The KNU delegation plans to meet the democracy icon on Sunday in what will be Suu Kyi`s first important discussions as an elected politician.
Yangon: Myanmar on Friday held its highest level
peace talks so far with rebels from war-torn Karen state
following a tentative ceasefire agreement inked earlier this
Delegates from the political and armed wings of the Karen National Union (KNU) met government officials as part of
discussions marking the latest efforts aimed at ending one of
the world`s longest-running civil conflicts.
Immigration Minister Khin Yi told reporters on Thursday
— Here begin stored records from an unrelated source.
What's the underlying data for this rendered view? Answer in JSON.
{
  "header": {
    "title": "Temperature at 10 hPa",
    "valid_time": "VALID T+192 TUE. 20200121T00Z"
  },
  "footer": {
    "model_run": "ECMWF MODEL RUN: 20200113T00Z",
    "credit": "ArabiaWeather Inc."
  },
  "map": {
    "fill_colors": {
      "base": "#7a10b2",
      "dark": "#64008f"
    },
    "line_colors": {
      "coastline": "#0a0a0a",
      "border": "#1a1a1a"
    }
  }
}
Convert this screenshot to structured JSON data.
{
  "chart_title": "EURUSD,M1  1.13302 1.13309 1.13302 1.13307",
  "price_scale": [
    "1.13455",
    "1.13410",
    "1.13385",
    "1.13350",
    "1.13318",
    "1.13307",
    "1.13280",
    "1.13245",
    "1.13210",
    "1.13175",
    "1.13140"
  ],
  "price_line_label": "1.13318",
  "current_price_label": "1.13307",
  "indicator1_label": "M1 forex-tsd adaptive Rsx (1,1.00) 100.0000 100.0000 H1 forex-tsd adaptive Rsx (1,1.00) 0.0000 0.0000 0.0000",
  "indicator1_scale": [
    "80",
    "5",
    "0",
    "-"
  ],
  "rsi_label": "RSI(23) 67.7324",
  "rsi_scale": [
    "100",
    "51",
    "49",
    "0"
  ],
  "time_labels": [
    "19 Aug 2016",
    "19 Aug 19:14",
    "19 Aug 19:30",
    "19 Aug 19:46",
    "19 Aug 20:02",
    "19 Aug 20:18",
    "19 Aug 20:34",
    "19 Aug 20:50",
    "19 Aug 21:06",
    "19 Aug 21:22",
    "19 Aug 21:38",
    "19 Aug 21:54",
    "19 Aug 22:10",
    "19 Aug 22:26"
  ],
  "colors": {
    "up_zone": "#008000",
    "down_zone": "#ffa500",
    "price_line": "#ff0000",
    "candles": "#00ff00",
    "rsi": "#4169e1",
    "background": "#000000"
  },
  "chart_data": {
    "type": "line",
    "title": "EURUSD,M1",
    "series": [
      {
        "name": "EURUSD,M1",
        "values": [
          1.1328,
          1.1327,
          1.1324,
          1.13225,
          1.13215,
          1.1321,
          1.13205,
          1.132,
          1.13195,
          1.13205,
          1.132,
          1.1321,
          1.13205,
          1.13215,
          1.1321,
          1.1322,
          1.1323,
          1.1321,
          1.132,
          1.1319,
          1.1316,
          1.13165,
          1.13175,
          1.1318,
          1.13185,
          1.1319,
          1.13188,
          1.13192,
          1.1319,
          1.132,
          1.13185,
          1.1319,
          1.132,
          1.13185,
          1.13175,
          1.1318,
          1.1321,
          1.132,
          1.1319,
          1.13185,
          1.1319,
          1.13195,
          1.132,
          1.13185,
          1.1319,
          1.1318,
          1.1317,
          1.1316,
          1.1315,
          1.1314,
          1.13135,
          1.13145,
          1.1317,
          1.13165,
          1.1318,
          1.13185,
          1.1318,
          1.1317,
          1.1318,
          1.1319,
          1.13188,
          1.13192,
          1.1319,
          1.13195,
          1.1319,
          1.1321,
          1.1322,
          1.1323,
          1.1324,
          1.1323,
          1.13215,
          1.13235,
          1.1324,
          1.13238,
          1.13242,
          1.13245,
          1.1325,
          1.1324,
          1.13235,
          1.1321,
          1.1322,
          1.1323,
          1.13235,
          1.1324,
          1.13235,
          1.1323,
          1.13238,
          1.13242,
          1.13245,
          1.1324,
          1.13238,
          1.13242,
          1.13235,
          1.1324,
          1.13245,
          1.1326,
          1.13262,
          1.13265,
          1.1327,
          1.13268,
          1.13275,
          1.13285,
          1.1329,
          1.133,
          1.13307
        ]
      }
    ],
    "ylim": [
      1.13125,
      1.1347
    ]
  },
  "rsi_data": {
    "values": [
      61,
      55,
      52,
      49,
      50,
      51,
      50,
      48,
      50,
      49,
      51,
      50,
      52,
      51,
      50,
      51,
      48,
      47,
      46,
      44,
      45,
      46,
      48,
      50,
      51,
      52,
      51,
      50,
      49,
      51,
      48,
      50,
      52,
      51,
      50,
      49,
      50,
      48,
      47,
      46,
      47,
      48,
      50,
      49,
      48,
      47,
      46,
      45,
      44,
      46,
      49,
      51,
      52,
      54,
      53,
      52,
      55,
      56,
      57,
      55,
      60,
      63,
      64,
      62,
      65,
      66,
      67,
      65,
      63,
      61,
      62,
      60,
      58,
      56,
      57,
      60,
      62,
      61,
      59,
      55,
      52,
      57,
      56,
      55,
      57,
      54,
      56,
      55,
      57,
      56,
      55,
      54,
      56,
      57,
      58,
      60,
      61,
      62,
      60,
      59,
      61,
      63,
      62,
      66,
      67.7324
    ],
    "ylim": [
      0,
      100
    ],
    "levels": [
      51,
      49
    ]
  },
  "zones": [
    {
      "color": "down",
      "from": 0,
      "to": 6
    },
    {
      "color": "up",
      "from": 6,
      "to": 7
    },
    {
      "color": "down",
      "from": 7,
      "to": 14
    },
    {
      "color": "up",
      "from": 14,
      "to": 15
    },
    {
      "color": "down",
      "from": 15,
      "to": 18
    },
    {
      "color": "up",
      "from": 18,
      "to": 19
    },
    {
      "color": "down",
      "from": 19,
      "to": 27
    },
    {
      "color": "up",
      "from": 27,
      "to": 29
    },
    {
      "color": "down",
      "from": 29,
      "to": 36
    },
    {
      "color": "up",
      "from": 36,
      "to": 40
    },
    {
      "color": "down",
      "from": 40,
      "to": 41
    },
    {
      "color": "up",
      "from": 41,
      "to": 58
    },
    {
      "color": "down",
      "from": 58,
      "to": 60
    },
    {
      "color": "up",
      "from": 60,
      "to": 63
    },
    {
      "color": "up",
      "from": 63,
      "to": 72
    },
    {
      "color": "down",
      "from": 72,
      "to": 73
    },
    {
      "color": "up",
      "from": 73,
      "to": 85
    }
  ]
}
night that preliminary negotiations in Hpa-an, capital of
Karen in the east of Myanmar, had covered codes of conduct for
troops on both sides.
"We want peace. They also want it. So it will be a
success," he said.
Myanmar considers the KNU, whose leadership is based in
Thailand, to be an illegal organisation. Its armed wing has
been waging Myanmar`s oldest insurgency, battling the
government since 1949.
Myanmar`s government signed a ceasefire deal with the
group in January as part of reformist moves that have also led
to the holding of a by-election on Sunday that was swept by
opposition leader Aung San Suu Kyi and her party.
The KNU delegation plans to meet the democracy icon on
Sunday in what will be Suu Kyi`s first important discussions
as an elected politician.
KNU spokeswoman May Oo Mutraw said the group was keen to
assess the "attitude and commitment" of Suu Kyi`s National
League for Democracy (NLD) party to reconciliation efforts.
"Her belief, sacrifices and leading role are very
important for Myanmar," she said of the Nobel laureate, who is
largely well-regarded in minority areas, but is also seen as a
member of the ethnic Burman elite.
Civil war has gripped parts of the country since its
independence in 1948, and an end to the conflicts, as well as
alleged human rights abuses involving government troops, is a
key demand of the international community.